[10] Article I, Section 11 of the Constitution of Utah provides that all persons have access to the courts for the redress of injury to their persons, property or reputations, and that no person be barred from prosecuting or defending before any tribunal of this state. In the case of Brown v. Wightman, 47 Utah 31, 151 P. 366 (1915), this Court held that the above constitutional provision does not create any new rights or remedies, but leaves that function to the Legislature, or as provided by the common law where not so changed. At p. 38 of the Utah Reports, 151 P. 366, after noting that 28 states have a similar constitutional provision, this Court said: "Where no right of action is given ... or no remedy exists, under either the Common Law or some statute, those constitutional provisions create none."

The Common Law Writs have been abolished and replaced by Court rule, but the remedies they provided have been established by Rule 65B, U.R.C.P. Of these Extraordinary Writs, Rule 65B(a), (b)(1) provides that where no other "plain, speedy and adequate remedy exists," relief may be granted as against one who unlawfully holds public office or does an act which by law works a forfeiture thereof. The condition of the Writ, however, is that there is no other "plain, speedy and adequate remedy." If, in the Creer action, removal from office were being sought, then there would be such an existing remedy (U.C.A., 1953, 77-6-1, et seq.; see also, State v. Guerts, 11 Utah 2d 345, 359 P.2d 12 (1961)). Such removal is not being sought, however, and no remedy for the type of recusal requested in the present proceedings has been established by legislative action.

[11] The legislative authorization for the removal of public officials not subject to impeachment includes county attorneys (U.C.A., 1953, 77-6-1). Commencement of such proceedings is by a sworn written accusation, filed in the district court (U.C.A., 1953, 77-6-2), to which the defendant is ordered to appear and answer (U.C.A., 1953, 77-6-6 through 8). If the accusation is denied, the case proceeds the same as any civil proceeding.

It is noted that one of the offenses for which removal can be ordered is "malfeasance in office." This offense is not defined by statute, but in the Guerts case (supra) the Supreme Court upheld the statute against claims of ambiguity because "by usage the phrase `malfeasance in office' has acquired a commonly understood meaning" (q.v.p. 348, 359 P.2d 12). If Creer proves his allegations, removal might be available unless the determination of malfeasance in office must be made in a criminal proceeding which appears to be the case.
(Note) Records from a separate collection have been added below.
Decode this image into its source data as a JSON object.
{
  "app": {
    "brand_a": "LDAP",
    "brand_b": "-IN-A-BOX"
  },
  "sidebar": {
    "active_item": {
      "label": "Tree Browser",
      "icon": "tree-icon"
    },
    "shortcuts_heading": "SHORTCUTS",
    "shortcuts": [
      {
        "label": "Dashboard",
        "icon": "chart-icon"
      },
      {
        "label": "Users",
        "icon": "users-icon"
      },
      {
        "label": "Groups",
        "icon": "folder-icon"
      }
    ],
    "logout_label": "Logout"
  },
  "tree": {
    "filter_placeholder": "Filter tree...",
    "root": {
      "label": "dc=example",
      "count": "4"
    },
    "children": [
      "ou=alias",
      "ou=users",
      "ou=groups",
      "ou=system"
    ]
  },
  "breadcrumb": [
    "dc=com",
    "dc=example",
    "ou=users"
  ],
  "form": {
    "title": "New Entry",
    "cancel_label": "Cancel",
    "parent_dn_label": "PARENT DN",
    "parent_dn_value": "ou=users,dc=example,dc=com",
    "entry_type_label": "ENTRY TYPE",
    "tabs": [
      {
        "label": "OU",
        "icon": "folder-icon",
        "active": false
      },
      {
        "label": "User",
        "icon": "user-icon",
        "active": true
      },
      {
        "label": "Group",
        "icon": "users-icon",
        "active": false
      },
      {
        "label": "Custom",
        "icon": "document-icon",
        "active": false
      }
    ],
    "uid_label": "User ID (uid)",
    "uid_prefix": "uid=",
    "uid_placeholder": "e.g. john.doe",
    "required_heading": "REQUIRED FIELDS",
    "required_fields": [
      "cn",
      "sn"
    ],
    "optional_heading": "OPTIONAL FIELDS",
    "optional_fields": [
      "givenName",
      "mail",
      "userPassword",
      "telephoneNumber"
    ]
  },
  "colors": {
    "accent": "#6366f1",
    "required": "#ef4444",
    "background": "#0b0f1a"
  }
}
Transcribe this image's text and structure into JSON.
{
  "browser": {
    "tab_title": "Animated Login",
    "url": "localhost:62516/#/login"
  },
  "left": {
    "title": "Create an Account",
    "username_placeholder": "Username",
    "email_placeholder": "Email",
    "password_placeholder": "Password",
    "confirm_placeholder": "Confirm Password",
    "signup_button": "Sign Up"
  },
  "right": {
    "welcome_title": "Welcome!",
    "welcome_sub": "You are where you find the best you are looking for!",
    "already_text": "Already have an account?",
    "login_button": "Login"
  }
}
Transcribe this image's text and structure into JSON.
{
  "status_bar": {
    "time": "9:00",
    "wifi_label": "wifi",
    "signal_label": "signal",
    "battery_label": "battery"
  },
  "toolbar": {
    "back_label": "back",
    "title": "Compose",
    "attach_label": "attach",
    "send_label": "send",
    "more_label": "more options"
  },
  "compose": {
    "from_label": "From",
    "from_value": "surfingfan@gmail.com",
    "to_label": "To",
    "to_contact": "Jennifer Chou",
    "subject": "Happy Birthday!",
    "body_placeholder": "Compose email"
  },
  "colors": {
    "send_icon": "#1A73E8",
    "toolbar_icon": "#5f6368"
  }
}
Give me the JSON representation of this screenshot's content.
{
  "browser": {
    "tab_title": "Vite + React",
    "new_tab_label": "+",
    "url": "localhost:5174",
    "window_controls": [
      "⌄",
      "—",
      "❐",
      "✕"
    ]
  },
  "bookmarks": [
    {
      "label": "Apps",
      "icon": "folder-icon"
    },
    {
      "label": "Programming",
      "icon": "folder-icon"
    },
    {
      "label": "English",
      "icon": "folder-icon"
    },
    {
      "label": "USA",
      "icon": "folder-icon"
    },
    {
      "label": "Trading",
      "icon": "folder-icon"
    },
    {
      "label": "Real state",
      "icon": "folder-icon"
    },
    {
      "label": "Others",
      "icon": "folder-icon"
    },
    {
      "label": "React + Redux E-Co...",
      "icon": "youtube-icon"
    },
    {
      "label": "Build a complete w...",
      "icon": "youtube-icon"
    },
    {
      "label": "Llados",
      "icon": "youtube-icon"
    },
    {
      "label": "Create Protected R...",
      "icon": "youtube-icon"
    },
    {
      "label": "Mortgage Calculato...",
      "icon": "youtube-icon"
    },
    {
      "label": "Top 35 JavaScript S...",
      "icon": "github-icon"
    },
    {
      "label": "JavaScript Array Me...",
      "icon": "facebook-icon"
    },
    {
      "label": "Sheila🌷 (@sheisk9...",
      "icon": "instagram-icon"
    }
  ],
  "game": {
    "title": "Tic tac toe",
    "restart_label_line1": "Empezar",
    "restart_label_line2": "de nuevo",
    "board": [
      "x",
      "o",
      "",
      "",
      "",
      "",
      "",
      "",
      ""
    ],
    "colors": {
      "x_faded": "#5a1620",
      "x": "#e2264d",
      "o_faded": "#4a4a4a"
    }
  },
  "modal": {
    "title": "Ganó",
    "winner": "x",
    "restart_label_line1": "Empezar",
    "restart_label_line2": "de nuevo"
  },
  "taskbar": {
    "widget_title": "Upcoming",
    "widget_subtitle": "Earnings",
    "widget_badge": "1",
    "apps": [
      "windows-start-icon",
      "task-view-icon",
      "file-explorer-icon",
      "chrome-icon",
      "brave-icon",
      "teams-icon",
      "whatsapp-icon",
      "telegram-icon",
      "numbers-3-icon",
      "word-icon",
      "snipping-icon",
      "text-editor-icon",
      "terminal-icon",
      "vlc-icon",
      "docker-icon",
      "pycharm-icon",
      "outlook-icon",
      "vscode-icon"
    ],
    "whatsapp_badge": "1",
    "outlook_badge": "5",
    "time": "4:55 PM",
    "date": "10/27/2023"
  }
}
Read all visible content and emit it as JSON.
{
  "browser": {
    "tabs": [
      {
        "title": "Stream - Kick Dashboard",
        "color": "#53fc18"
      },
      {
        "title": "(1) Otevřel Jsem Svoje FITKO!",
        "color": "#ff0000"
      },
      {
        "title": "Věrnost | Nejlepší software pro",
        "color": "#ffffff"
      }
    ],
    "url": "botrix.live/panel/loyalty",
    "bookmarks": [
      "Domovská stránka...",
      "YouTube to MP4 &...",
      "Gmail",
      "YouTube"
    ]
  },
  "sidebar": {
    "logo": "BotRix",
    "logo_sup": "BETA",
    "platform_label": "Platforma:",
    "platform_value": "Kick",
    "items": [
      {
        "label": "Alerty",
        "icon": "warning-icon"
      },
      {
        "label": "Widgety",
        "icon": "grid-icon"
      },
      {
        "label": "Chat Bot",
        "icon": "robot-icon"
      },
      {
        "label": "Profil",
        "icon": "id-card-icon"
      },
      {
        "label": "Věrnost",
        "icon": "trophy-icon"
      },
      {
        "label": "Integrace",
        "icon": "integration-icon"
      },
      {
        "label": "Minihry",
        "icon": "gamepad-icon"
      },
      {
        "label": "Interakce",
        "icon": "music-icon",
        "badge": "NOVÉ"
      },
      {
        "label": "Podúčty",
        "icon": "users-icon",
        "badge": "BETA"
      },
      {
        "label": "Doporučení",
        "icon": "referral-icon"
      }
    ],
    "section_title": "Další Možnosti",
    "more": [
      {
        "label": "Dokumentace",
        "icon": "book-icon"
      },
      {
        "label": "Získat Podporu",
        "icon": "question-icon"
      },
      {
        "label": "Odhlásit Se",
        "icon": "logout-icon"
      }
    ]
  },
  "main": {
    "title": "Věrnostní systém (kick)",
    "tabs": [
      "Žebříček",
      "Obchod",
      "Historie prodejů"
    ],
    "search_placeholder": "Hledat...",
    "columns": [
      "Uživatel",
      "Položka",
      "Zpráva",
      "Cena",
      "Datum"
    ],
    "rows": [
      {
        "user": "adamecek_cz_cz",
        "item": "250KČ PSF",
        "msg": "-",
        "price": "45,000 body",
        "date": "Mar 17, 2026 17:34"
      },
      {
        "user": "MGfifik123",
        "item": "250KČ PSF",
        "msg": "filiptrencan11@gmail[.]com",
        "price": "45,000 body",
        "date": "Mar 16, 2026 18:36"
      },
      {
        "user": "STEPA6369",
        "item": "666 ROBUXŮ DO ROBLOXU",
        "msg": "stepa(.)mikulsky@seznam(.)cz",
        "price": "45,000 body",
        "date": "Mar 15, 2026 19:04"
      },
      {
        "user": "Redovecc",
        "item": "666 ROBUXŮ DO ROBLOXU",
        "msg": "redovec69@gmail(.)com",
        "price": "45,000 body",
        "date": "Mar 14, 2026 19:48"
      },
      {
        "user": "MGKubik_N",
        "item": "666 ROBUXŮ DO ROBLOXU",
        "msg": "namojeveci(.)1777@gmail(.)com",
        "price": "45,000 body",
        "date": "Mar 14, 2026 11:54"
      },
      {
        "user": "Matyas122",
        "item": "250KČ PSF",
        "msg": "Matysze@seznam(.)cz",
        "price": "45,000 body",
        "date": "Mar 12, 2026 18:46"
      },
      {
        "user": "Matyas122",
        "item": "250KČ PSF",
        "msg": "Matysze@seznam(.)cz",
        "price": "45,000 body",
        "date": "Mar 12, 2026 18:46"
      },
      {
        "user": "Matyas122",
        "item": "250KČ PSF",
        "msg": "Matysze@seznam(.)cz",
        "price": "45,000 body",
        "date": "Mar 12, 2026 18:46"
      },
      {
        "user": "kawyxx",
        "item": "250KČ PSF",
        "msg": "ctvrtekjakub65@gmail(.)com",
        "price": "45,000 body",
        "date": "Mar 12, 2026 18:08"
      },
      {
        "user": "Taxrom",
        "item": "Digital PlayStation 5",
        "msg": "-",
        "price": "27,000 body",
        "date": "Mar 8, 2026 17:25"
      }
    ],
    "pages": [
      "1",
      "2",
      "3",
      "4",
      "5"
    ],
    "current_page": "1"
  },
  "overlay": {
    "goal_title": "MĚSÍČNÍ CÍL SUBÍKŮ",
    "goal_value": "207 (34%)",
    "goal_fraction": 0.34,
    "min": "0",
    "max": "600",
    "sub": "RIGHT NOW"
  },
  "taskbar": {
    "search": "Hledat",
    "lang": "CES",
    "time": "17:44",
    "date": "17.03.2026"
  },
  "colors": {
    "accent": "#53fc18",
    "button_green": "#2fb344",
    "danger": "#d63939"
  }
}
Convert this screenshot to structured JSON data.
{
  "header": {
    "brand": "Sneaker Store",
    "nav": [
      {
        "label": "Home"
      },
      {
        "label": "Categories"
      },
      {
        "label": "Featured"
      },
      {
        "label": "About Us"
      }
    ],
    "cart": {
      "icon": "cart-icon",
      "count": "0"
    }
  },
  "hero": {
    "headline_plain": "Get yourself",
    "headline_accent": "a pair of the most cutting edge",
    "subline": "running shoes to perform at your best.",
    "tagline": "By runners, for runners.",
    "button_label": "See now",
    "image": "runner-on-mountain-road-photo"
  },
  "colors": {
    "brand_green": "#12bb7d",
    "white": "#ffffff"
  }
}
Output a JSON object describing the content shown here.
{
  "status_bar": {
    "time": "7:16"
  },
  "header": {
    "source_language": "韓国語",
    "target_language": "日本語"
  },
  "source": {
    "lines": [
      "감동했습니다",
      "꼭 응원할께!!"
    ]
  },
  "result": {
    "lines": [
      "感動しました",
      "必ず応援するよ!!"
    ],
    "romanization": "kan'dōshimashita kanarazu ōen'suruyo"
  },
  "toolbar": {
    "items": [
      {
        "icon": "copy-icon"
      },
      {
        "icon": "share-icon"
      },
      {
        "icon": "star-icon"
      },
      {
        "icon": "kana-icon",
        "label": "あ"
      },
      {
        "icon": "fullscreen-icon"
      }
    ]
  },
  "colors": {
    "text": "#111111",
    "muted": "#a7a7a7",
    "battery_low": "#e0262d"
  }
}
This is borne out by the case of Obray v. Malmberg, 26 Utah 2d 17, 484 P.2d 160 (1971), where this Court held that a civil action seeking money damages and removal from office of a sheriff for failure to properly investigate an alleged burglary was properly dismissed by the district court, "since such removal is based on legislation which plaintiff did not pursue." In answer to the claims of the plaintiff that the defendants' actions were tortious and actionable as such by the plaintiff, the Court said "that failure by a public sheriff (sic) to investigate a crime ... ordinarily is a matter of judgment and discretion, not actionable or compensable, and not pursuable by an individual since the public official's duty is to the public, he being accountable to and removable in a proper proceeding, by the public."

[12] U.C.A., 1953, 77-7-13, provides that upon admitting the accusation or conviction and assigning the cause thereof, removal is to be ordered by the court.

[13] Rules of Discipline of the Utah State Bar, as amended by the Supreme Court of Utah, October 11, 1979.

[14] Id. See specifically Rule VII, which provides the penalties available to this Court in disciplining a violator, which include disbarment, suspension, temporary suspension, public and private reprimand, private admonition, costs and restitution.

This site is protected by reCAPTCHA and the Google Privacy Policy and Terms of Service apply.